THE PROBLEM
Repeat every line of the data exactly; the pictures stay out.

(GIVEN RECORDS Opens)

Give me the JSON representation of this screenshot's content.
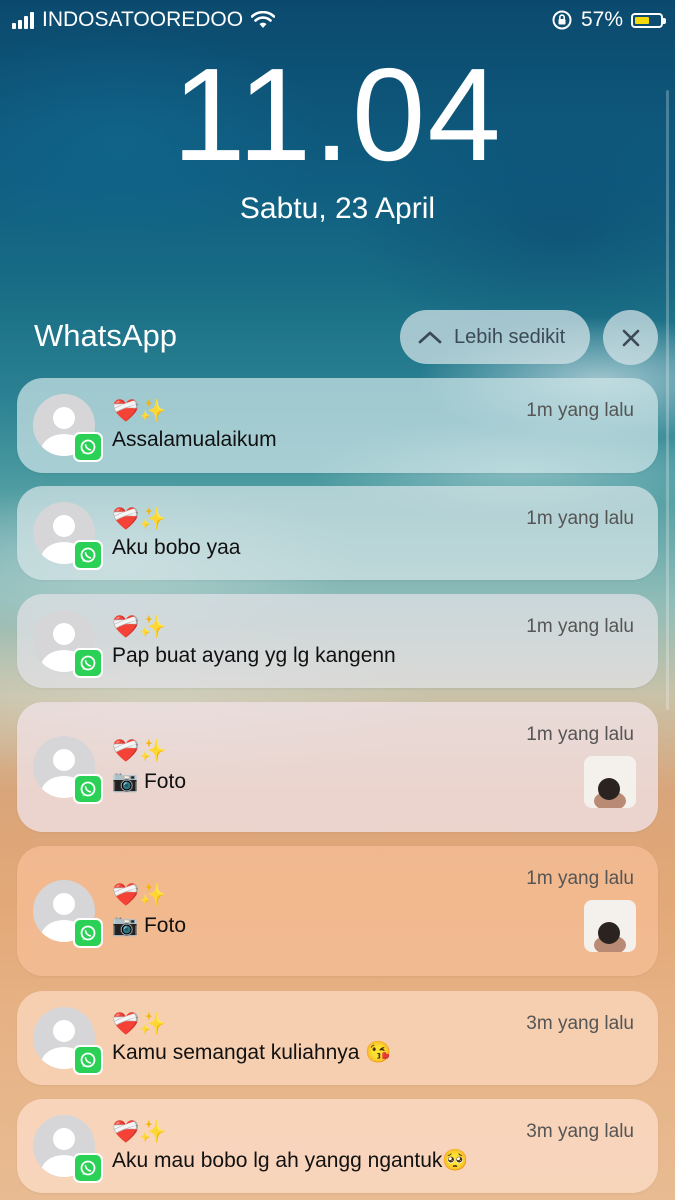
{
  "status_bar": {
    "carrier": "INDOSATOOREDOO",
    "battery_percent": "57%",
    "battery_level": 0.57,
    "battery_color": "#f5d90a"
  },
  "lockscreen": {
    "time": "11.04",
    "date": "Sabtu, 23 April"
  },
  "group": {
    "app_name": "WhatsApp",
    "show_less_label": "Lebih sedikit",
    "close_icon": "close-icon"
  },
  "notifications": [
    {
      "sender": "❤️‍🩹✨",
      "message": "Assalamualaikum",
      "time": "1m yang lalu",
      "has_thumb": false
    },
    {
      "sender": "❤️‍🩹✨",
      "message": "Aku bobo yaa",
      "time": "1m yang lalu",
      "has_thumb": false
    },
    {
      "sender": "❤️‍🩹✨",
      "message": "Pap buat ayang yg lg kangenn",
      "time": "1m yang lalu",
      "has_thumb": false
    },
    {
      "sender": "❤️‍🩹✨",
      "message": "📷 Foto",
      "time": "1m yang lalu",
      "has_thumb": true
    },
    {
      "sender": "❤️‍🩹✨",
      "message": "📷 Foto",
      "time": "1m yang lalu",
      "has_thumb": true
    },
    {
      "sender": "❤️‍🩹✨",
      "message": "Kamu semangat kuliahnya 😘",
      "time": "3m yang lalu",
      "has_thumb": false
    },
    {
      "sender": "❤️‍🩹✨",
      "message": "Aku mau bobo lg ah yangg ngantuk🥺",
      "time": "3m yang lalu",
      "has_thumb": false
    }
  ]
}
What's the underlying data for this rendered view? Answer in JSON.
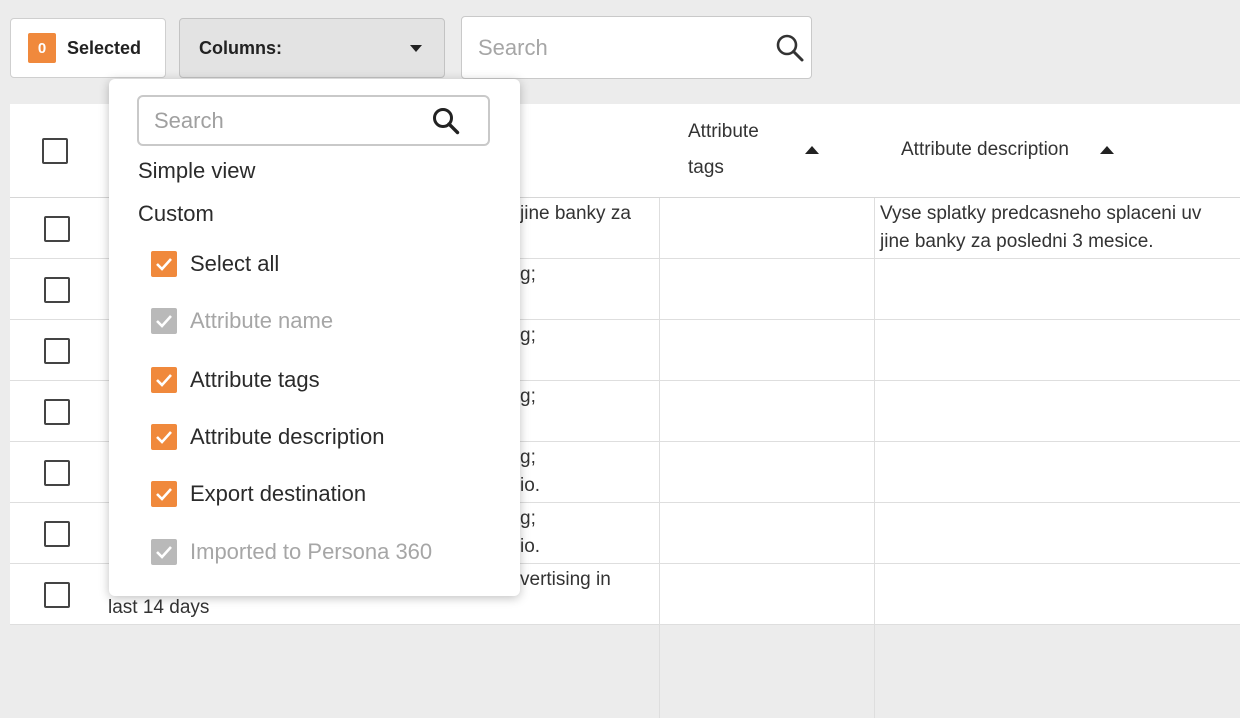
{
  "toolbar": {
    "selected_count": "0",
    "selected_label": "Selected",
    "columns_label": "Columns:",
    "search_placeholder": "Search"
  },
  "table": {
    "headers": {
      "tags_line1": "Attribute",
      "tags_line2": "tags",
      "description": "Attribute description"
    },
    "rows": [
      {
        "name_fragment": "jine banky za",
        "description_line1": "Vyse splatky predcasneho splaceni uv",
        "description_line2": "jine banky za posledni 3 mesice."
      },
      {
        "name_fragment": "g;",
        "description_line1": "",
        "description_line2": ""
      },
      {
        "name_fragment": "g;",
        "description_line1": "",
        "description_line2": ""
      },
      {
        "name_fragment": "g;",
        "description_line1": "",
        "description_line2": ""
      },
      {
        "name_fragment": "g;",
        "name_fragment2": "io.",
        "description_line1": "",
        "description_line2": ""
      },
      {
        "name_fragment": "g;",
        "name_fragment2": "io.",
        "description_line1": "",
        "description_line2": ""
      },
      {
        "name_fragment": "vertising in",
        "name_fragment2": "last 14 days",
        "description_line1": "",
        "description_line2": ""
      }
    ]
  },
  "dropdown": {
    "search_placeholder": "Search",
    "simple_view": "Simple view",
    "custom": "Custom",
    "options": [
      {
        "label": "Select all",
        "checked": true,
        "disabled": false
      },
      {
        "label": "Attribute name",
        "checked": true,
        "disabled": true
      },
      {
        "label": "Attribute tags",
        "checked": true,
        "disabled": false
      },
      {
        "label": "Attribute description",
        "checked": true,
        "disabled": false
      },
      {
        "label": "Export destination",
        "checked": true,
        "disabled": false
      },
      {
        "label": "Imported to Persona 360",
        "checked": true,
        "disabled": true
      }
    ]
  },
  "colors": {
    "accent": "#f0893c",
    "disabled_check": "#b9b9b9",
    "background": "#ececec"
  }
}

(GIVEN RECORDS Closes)

EXERCISE SOLUTION
Give me the JSON representation of this screenshot's content.
{
  "status_bar": {
    "carrier": "INDOSATOOREDOO",
    "battery_percent": "57%",
    "battery_level": 0.57,
    "battery_color": "#f5d90a"
  },
  "lockscreen": {
    "time": "11.04",
    "date": "Sabtu, 23 April"
  },
  "group": {
    "app_name": "WhatsApp",
    "show_less_label": "Lebih sedikit",
    "close_icon": "close-icon"
  },
  "notifications": [
    {
      "sender": "❤️‍🩹✨",
      "message": "Assalamualaikum",
      "time": "1m yang lalu",
      "has_thumb": false
    },
    {
      "sender": "❤️‍🩹✨",
      "message": "Aku bobo yaa",
      "time": "1m yang lalu",
      "has_thumb": false
    },
    {
      "sender": "❤️‍🩹✨",
      "message": "Pap buat ayang yg lg kangenn",
      "time": "1m yang lalu",
      "has_thumb": false
    },
    {
      "sender": "❤️‍🩹✨",
      "message": "📷 Foto",
      "time": "1m yang lalu",
      "has_thumb": true
    },
    {
      "sender": "❤️‍🩹✨",
      "message": "📷 Foto",
      "time": "1m yang lalu",
      "has_thumb": true
    },
    {
      "sender": "❤️‍🩹✨",
      "message": "Kamu semangat kuliahnya 😘",
      "time": "3m yang lalu",
      "has_thumb": false
    },
    {
      "sender": "❤️‍🩹✨",
      "message": "Aku mau bobo lg ah yangg ngantuk🥺",
      "time": "3m yang lalu",
      "has_thumb": false
    }
  ]
}
What's the underlying data for this rendered view? Answer in JSON.
{
  "toolbar": {
    "selected_count": "0",
    "selected_label": "Selected",
    "columns_label": "Columns:",
    "search_placeholder": "Search"
  },
  "table": {
    "headers": {
      "tags_line1": "Attribute",
      "tags_line2": "tags",
      "description": "Attribute description"
    },
    "rows": [
      {
        "name_fragment": "jine banky za",
        "description_line1": "Vyse splatky predcasneho splaceni uv",
        "description_line2": "jine banky za posledni 3 mesice."
      },
      {
        "name_fragment": "g;",
        "description_line1": "",
        "description_line2": ""
      },
      {
        "name_fragment": "g;",
        "description_line1": "",
        "description_line2": ""
      },
      {
        "name_fragment": "g;",
        "description_line1": "",
        "description_line2": ""
      },
      {
        "name_fragment": "g;",
        "name_fragment2": "io.",
        "description_line1": "",
        "description_line2": ""
      },
      {
        "name_fragment": "g;",
        "name_fragment2": "io.",
        "description_line1": "",
        "description_line2": ""
      },
      {
        "name_fragment": "vertising in",
        "name_fragment2": "last 14 days",
        "description_line1": "",
        "description_line2": ""
      }
    ]
  },
  "dropdown": {
    "search_placeholder": "Search",
    "simple_view": "Simple view",
    "custom": "Custom",
    "options": [
      {
        "label": "Select all",
        "checked": true,
        "disabled": false
      },
      {
        "label": "Attribute name",
        "checked": true,
        "disabled": true
      },
      {
        "label": "Attribute tags",
        "checked": true,
        "disabled": false
      },
      {
        "label": "Attribute description",
        "checked": true,
        "disabled": false
      },
      {
        "label": "Export destination",
        "checked": true,
        "disabled": false
      },
      {
        "label": "Imported to Persona 360",
        "checked": true,
        "disabled": true
      }
    ]
  },
  "colors": {
    "accent": "#f0893c",
    "disabled_check": "#b9b9b9",
    "background": "#ececec"
  }
}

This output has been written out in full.